An umpteen number of bowling sequences—stacked up from start to end—stand for the metaphorical depiction of American hypocrisy, claim a few who’ve gone the extra mile to dig deeper and beyond the surface. But, what these scenes at the bowling alley do manage to accomplish on the surface, and right on your face, is a seamless setting up of the major characters. Having been used to the idiosyncrasies of every character over time, you can almost get yourself to believe that they are indeed stupid enough to actually go through all this trouble for nothing.
An ever-so-wrong Walter Sobchak (Am I wrong? He asks the entire film ever so confidently, you just couldn’t say if he is) throws a fit in the wrongest of times as he’s there in the middle of the road in the dead of night, pounding down on a brand new four-wheeler in one of the movie’s funniest scenes.
The audience goes through the same emotions The Dude does as anybody could easily tell this power move isn’t gonna end well for anyone. But one can’t complain, having known how mercurial the guy is. That, right there, is the level of indulgence The Big Lebowski has to offer. The more and more The Dude drives himself and his friends into the lives of the strangers he suspects, the more and more he finds himself to be wrapped around a load of nonsense in the name of an overarching mystery.

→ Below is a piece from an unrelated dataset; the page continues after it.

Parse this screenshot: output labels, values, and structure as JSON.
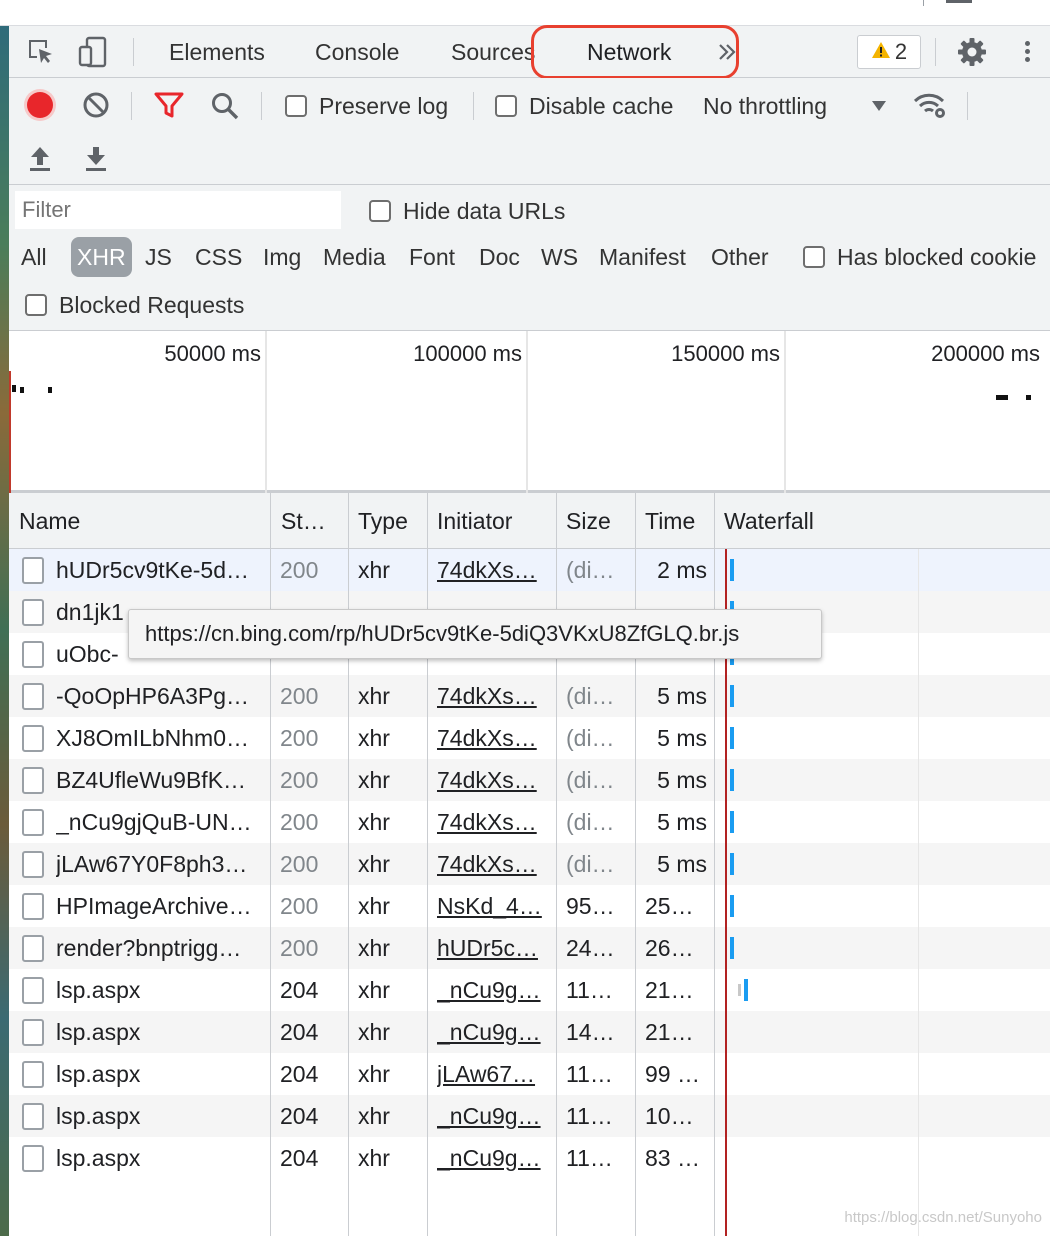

The Big Lebowski takes the independence of the medium into hands by constantly taking the audience for a bunch of no-good detectives. We’ve waited and waited for reveals to blow us away. We see this, We see that, is this what it is gonna be? No? Here, the mystery doesn’t take the driving seat. The eccentric ensemble do. And it’s one hell of a ride they take us through, I tell you.

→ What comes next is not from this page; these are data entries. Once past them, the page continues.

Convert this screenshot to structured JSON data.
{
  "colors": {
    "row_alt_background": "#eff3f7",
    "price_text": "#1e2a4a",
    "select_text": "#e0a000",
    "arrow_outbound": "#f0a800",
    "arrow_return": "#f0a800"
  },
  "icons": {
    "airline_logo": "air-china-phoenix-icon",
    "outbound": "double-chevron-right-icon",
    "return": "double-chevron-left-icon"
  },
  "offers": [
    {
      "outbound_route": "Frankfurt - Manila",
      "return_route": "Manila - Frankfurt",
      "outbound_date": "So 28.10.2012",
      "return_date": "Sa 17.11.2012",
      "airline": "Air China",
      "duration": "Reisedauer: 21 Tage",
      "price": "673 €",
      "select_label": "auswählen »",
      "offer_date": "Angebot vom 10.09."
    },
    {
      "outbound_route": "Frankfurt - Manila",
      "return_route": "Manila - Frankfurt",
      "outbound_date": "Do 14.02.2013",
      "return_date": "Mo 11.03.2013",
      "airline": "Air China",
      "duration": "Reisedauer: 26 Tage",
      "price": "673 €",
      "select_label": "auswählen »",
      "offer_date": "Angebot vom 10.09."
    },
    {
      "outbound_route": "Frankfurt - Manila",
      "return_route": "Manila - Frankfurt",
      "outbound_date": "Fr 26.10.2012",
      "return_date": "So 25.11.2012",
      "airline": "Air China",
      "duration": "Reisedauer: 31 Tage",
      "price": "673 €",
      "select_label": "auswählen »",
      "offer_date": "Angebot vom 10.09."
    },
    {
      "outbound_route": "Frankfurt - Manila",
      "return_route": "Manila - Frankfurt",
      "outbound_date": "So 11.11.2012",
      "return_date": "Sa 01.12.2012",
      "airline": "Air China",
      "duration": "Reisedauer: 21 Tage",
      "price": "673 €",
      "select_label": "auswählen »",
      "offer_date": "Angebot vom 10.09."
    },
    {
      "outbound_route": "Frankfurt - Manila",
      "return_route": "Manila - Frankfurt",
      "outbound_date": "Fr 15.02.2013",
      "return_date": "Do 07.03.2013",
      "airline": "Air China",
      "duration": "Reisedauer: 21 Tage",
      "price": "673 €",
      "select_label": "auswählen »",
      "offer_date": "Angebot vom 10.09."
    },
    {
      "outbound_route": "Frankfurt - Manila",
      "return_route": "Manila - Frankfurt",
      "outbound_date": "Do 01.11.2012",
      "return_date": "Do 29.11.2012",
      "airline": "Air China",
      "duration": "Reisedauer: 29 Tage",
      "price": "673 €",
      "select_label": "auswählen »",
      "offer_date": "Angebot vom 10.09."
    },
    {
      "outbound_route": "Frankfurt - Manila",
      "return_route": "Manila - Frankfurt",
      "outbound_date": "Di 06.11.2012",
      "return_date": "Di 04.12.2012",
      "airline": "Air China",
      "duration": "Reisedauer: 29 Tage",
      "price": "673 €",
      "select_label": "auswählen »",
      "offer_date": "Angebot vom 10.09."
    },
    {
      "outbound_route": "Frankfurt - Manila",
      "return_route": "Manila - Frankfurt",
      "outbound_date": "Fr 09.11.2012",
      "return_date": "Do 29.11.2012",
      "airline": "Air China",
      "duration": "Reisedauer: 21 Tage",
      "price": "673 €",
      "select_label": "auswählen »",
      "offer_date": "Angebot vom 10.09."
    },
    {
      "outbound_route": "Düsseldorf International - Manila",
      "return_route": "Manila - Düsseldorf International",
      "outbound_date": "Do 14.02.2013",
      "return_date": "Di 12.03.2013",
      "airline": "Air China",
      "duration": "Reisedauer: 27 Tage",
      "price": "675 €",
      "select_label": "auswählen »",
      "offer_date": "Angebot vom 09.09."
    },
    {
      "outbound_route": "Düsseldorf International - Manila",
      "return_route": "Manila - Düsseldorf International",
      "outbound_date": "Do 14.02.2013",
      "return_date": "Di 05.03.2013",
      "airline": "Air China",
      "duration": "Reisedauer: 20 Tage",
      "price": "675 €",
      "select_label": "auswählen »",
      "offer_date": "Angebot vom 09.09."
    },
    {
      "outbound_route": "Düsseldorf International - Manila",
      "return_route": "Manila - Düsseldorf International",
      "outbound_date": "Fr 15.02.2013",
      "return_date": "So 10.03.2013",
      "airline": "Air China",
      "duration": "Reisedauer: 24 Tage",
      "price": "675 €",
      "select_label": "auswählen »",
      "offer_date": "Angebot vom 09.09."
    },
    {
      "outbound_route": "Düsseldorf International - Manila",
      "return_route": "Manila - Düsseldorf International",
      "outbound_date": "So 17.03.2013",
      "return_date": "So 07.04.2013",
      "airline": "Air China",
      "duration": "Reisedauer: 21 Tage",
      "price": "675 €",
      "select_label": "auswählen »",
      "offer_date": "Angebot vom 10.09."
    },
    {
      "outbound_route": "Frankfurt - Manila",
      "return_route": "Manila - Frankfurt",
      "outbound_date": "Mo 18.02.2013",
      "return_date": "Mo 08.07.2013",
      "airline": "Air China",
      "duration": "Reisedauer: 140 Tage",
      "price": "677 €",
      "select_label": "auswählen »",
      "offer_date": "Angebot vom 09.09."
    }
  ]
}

The masterful performance from the main cast that tries to get to the bottom of it all alongside the viewers is just enough for us to feel gratified when they go as bananas as we do, perhaps even more, when the credits roll.
The Big Lebowski is, by far, the proud owner of the most quotable dialogues ever spoken. If the film still leaves you behind with an aching that there was no big twist, maybe next time, try considering that very fact, by itself, to be the twist that you were looking for all long.
“It’s good knowin’ he’s out there. The Dude. Takin’ ‘er easy for all us sinners.”